The priorities of the environmental team during the first excavation season were to devise and implement a systematic soil sampling strategy and create the installations for the processing of samples. Systematic sampling allows detection of both presence and absence patterns across space and time, and therefore, reliable identification of any activity areas. In total 104 bulk soil samples were collected from all excavated units, excluding the top soil layers. The samples were processed in a York-style flotation machine, adapted to recycle water in an attempt to minimize wastage and respect the limited water resources of the area. A 1mm aperture mesh was used to retain the heavy residues while the flots were being collected in a very fine piece of cloth.

Forty-seven of the heavy residues were sorted in their entirety for all categories of material during the April-May 2011 field season. Most samples had small numbers of animal bone and shells fragments and worked flint/stones. In addition, 40 of the samples contained small amounts of charcoal fragments. Also, 17 small beads of various colors (black, white, grey and green) were found in 12 samples.

Processing of the flots was carried out at the University of Sheffield during the summer (2011) and their analysis is ongoing.

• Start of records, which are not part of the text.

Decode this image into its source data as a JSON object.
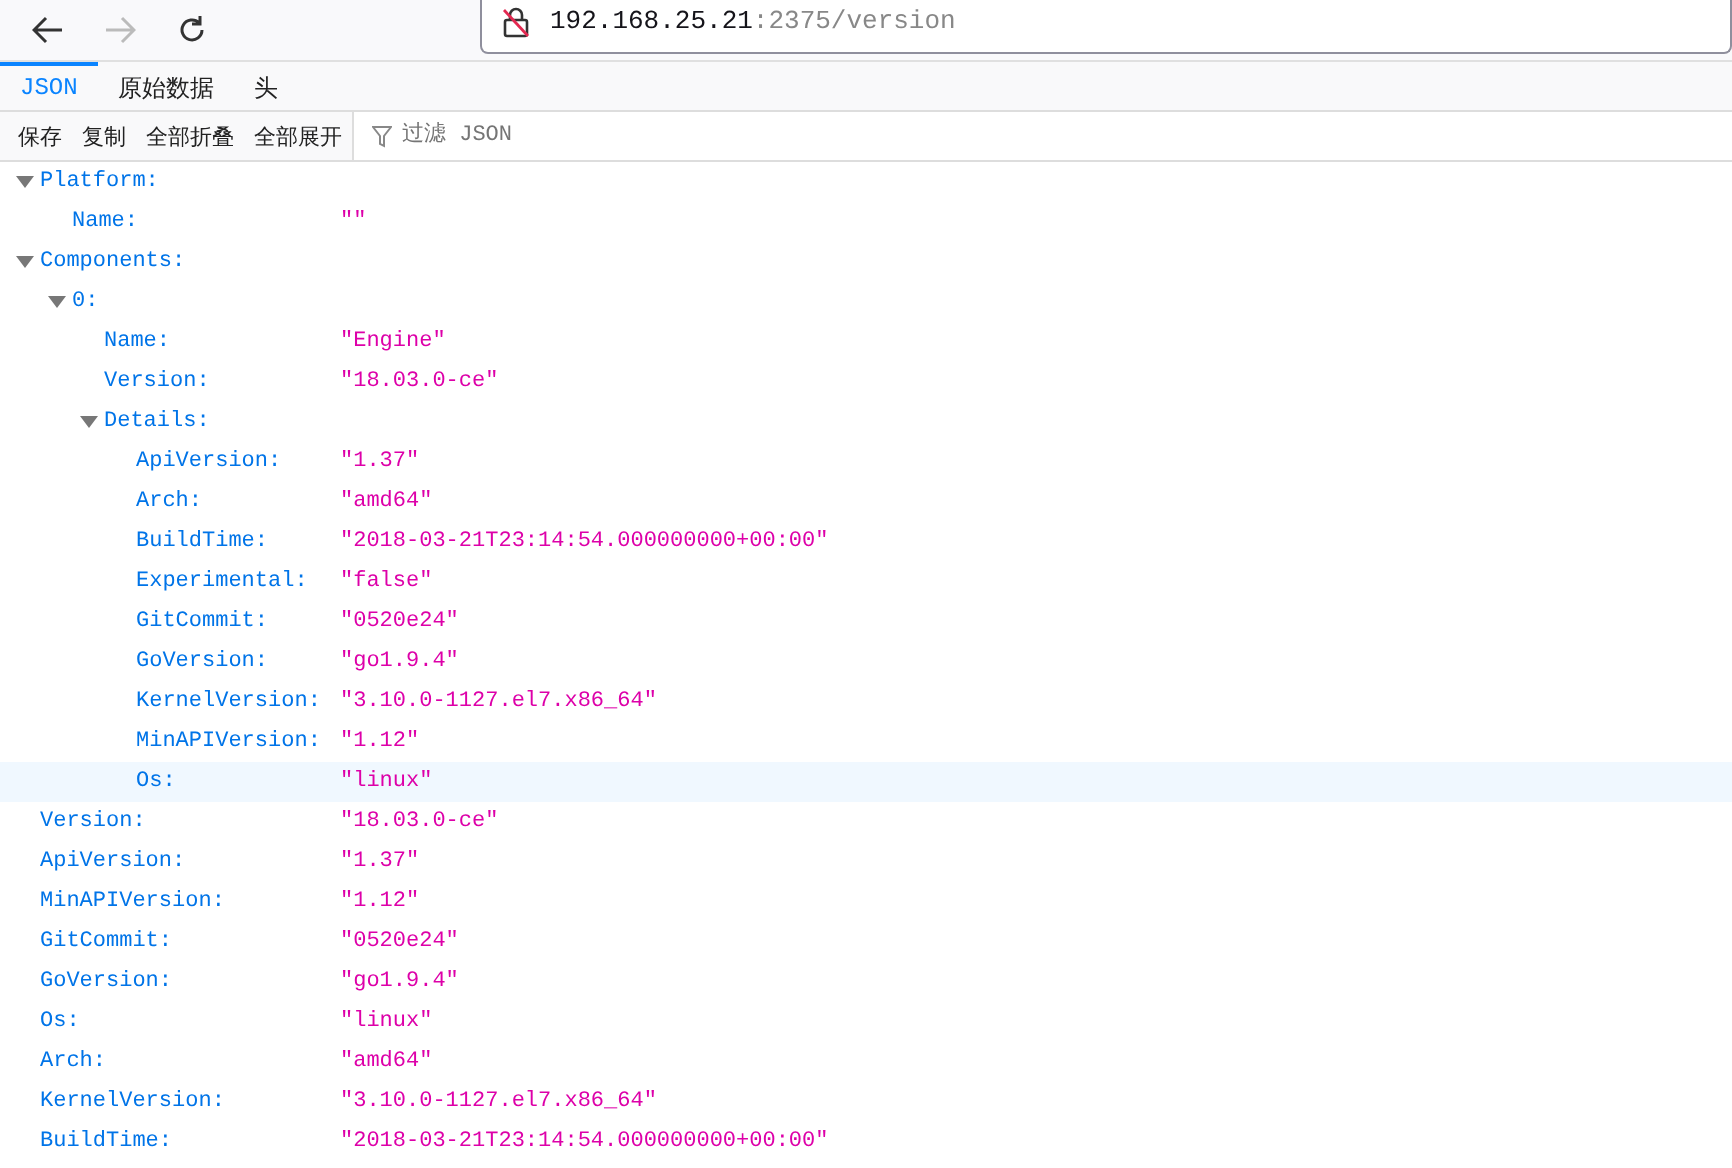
{
  "nav": {
    "url_host": "192.168.25.21",
    "url_rest": ":2375/version"
  },
  "tabs": [
    {
      "label": "JSON",
      "selected": true
    },
    {
      "label": "原始数据",
      "selected": false
    },
    {
      "label": "头",
      "selected": false
    }
  ],
  "toolbar": {
    "buttons": [
      "保存",
      "复制",
      "全部折叠",
      "全部展开"
    ],
    "filter_placeholder": "过滤 JSON"
  },
  "tree": [
    {
      "key": "Platform:",
      "expanded": true,
      "selected": false,
      "children": [
        {
          "key": "Name:",
          "value": "\"\"",
          "selected": false
        }
      ]
    },
    {
      "key": "Components:",
      "expanded": true,
      "selected": false,
      "children": [
        {
          "key": "0:",
          "expanded": true,
          "selected": false,
          "children": [
            {
              "key": "Name:",
              "value": "\"Engine\"",
              "selected": false
            },
            {
              "key": "Version:",
              "value": "\"18.03.0-ce\"",
              "selected": false
            },
            {
              "key": "Details:",
              "expanded": true,
              "selected": false,
              "children": [
                {
                  "key": "ApiVersion:",
                  "value": "\"1.37\"",
                  "selected": false
                },
                {
                  "key": "Arch:",
                  "value": "\"amd64\"",
                  "selected": false
                },
                {
                  "key": "BuildTime:",
                  "value": "\"2018-03-21T23:14:54.000000000+00:00\"",
                  "selected": false
                },
                {
                  "key": "Experimental:",
                  "value": "\"false\"",
                  "selected": false
                },
                {
                  "key": "GitCommit:",
                  "value": "\"0520e24\"",
                  "selected": false
                },
                {
                  "key": "GoVersion:",
                  "value": "\"go1.9.4\"",
                  "selected": false
                },
                {
                  "key": "KernelVersion:",
                  "value": "\"3.10.0-1127.el7.x86_64\"",
                  "selected": false
                },
                {
                  "key": "MinAPIVersion:",
                  "value": "\"1.12\"",
                  "selected": false
                },
                {
                  "key": "Os:",
                  "value": "\"linux\"",
                  "selected": true
                }
              ]
            }
          ]
        }
      ]
    },
    {
      "key": "Version:",
      "value": "\"18.03.0-ce\"",
      "selected": false
    },
    {
      "key": "ApiVersion:",
      "value": "\"1.37\"",
      "selected": false
    },
    {
      "key": "MinAPIVersion:",
      "value": "\"1.12\"",
      "selected": false
    },
    {
      "key": "GitCommit:",
      "value": "\"0520e24\"",
      "selected": false
    },
    {
      "key": "GoVersion:",
      "value": "\"go1.9.4\"",
      "selected": false
    },
    {
      "key": "Os:",
      "value": "\"linux\"",
      "selected": false
    },
    {
      "key": "Arch:",
      "value": "\"amd64\"",
      "selected": false
    },
    {
      "key": "KernelVersion:",
      "value": "\"3.10.0-1127.el7.x86_64\"",
      "selected": false
    },
    {
      "key": "BuildTime:",
      "value": "\"2018-03-21T23:14:54.000000000+00:00\"",
      "selected": false
    }
  ]
}
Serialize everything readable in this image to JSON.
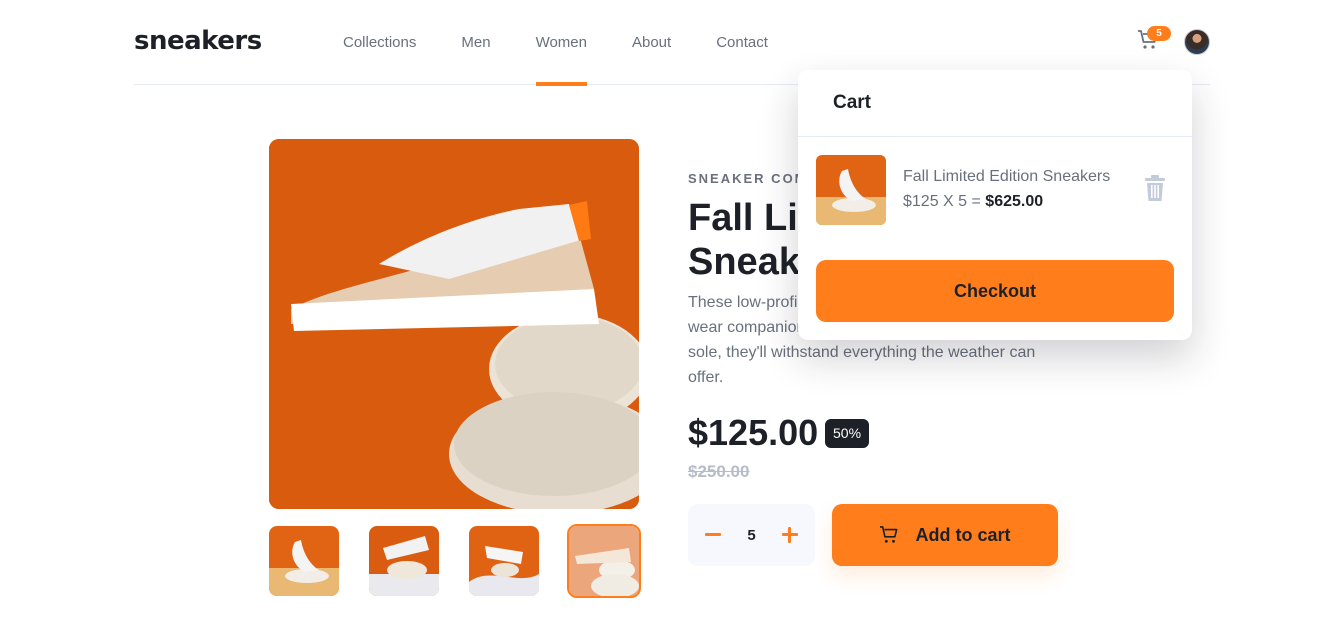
{
  "brand": {
    "logo": "sneakers"
  },
  "nav": {
    "items": [
      {
        "label": "Collections"
      },
      {
        "label": "Men"
      },
      {
        "label": "Women",
        "active": true
      },
      {
        "label": "About"
      },
      {
        "label": "Contact"
      }
    ]
  },
  "header": {
    "cart_count": "5",
    "cart_icon": "cart-icon",
    "avatar_icon": "avatar"
  },
  "product": {
    "company": "SNEAKER COMPANY",
    "title": "Fall Limited Edition Sneakers",
    "description": "These low-profile sneakers are your perfect casual wear companion. Featuring a durable rubber outer sole, they'll withstand everything the weather can offer.",
    "price": "$125.00",
    "discount": "50%",
    "old_price": "$250.00",
    "quantity": "5",
    "add_to_cart_label": "Add to cart",
    "thumbnails_count": 4,
    "active_thumbnail": 4
  },
  "cart": {
    "title": "Cart",
    "item_name": "Fall Limited Edition Sneakers",
    "item_calc": "$125 X 5 = ",
    "item_total": "$625.00",
    "checkout_label": "Checkout"
  },
  "colors": {
    "accent": "#ff7e1b",
    "dark": "#1d2026",
    "muted": "#69707d",
    "light_bg": "#f6f8fd"
  }
}
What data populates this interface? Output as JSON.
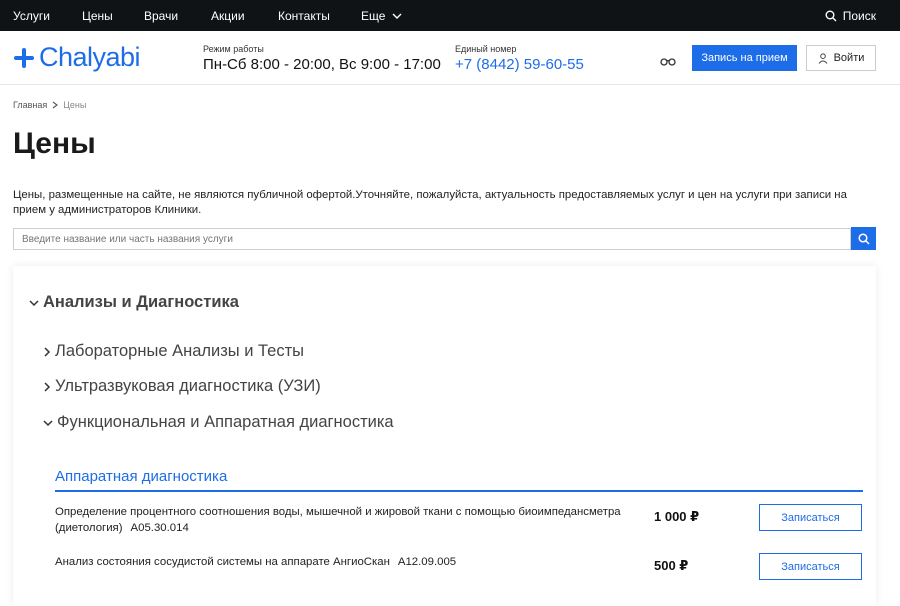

The preliminary results indicated the sporadic presence of plant macrofossils in 47 samples, including cereals, such as bread wheat (Triticum aestivum L.) and barley (Hordeum vulgare L.), possibly pea and wild species, mainly grasses (Poaceae) and mineralised seeds of Lithospermum sp.

In our YouTube Channel you can see how Alexandra Livarda built the flotation machine in Erbil.